**Directions**.
Your copy should repeat each record exactly and contain none of the pictures.

Records from a collection
________

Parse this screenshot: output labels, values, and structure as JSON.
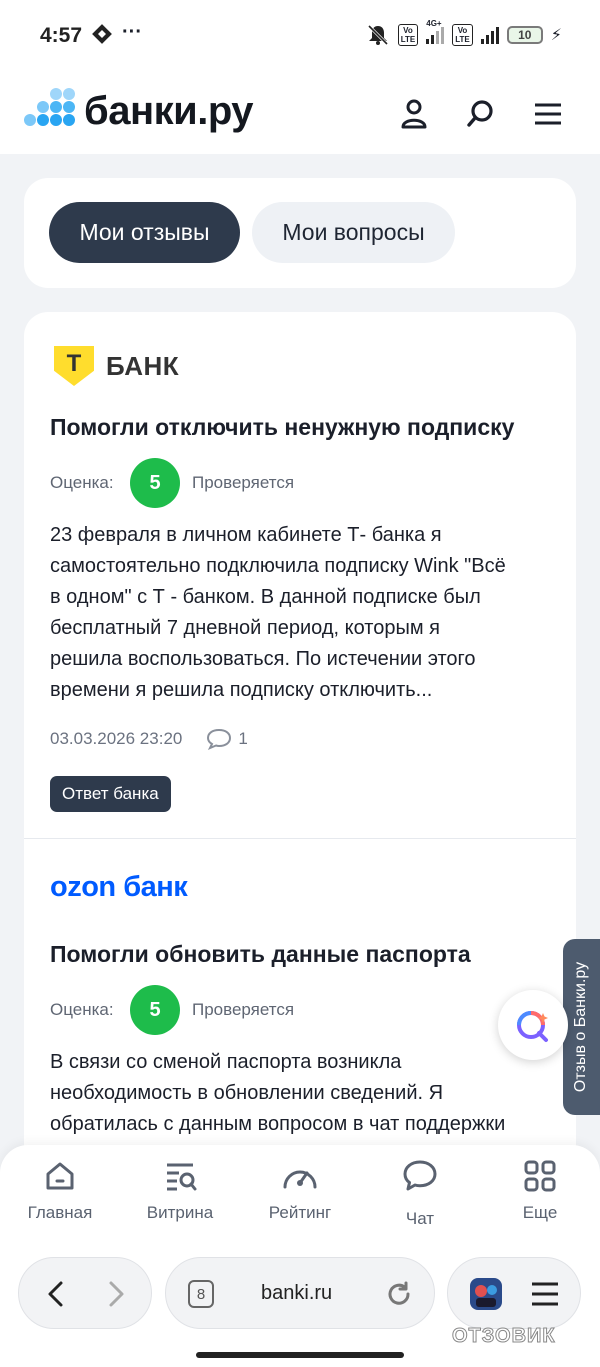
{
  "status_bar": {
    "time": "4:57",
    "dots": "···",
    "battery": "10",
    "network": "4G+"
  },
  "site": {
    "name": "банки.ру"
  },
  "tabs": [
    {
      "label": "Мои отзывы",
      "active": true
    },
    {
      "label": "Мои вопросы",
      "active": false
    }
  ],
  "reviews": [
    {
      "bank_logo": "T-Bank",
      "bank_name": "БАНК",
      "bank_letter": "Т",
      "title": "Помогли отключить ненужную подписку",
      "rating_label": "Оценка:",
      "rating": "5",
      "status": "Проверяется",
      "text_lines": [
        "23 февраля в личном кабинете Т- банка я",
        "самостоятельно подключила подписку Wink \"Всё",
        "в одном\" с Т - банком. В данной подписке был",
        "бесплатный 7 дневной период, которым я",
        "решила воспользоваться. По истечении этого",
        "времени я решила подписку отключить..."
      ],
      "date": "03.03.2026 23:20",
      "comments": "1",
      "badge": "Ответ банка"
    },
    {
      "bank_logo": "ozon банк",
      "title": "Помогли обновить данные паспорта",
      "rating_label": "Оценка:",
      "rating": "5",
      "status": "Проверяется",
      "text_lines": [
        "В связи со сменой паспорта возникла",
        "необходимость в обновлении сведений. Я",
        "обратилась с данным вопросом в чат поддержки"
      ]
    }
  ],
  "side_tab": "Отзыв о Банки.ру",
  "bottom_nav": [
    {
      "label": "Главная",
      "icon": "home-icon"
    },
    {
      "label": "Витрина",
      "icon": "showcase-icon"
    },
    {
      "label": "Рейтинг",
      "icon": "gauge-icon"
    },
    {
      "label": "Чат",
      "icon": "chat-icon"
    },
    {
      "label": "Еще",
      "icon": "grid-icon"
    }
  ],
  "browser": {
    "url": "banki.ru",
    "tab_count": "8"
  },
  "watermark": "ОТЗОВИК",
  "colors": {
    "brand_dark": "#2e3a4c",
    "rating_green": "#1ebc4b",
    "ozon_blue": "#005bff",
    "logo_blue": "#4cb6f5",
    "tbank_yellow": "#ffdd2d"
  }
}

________

**Task result**.
Parse this screenshot: output labels, values, and structure as JSON.
{
  "status_bar": {
    "time": "4:57",
    "dots": "···",
    "battery": "10",
    "network": "4G+"
  },
  "site": {
    "name": "банки.ру"
  },
  "tabs": [
    {
      "label": "Мои отзывы",
      "active": true
    },
    {
      "label": "Мои вопросы",
      "active": false
    }
  ],
  "reviews": [
    {
      "bank_logo": "T-Bank",
      "bank_name": "БАНК",
      "bank_letter": "Т",
      "title": "Помогли отключить ненужную подписку",
      "rating_label": "Оценка:",
      "rating": "5",
      "status": "Проверяется",
      "text_lines": [
        "23 февраля в личном кабинете Т- банка я",
        "самостоятельно подключила подписку Wink \"Всё",
        "в одном\" с Т - банком. В данной подписке был",
        "бесплатный 7 дневной период, которым я",
        "решила воспользоваться. По истечении этого",
        "времени я решила подписку отключить..."
      ],
      "date": "03.03.2026 23:20",
      "comments": "1",
      "badge": "Ответ банка"
    },
    {
      "bank_logo": "ozon банк",
      "title": "Помогли обновить данные паспорта",
      "rating_label": "Оценка:",
      "rating": "5",
      "status": "Проверяется",
      "text_lines": [
        "В связи со сменой паспорта возникла",
        "необходимость в обновлении сведений. Я",
        "обратилась с данным вопросом в чат поддержки"
      ]
    }
  ],
  "side_tab": "Отзыв о Банки.ру",
  "bottom_nav": [
    {
      "label": "Главная",
      "icon": "home-icon"
    },
    {
      "label": "Витрина",
      "icon": "showcase-icon"
    },
    {
      "label": "Рейтинг",
      "icon": "gauge-icon"
    },
    {
      "label": "Чат",
      "icon": "chat-icon"
    },
    {
      "label": "Еще",
      "icon": "grid-icon"
    }
  ],
  "browser": {
    "url": "banki.ru",
    "tab_count": "8"
  },
  "watermark": "ОТЗОВИК",
  "colors": {
    "brand_dark": "#2e3a4c",
    "rating_green": "#1ebc4b",
    "ozon_blue": "#005bff",
    "logo_blue": "#4cb6f5",
    "tbank_yellow": "#ffdd2d"
  }
}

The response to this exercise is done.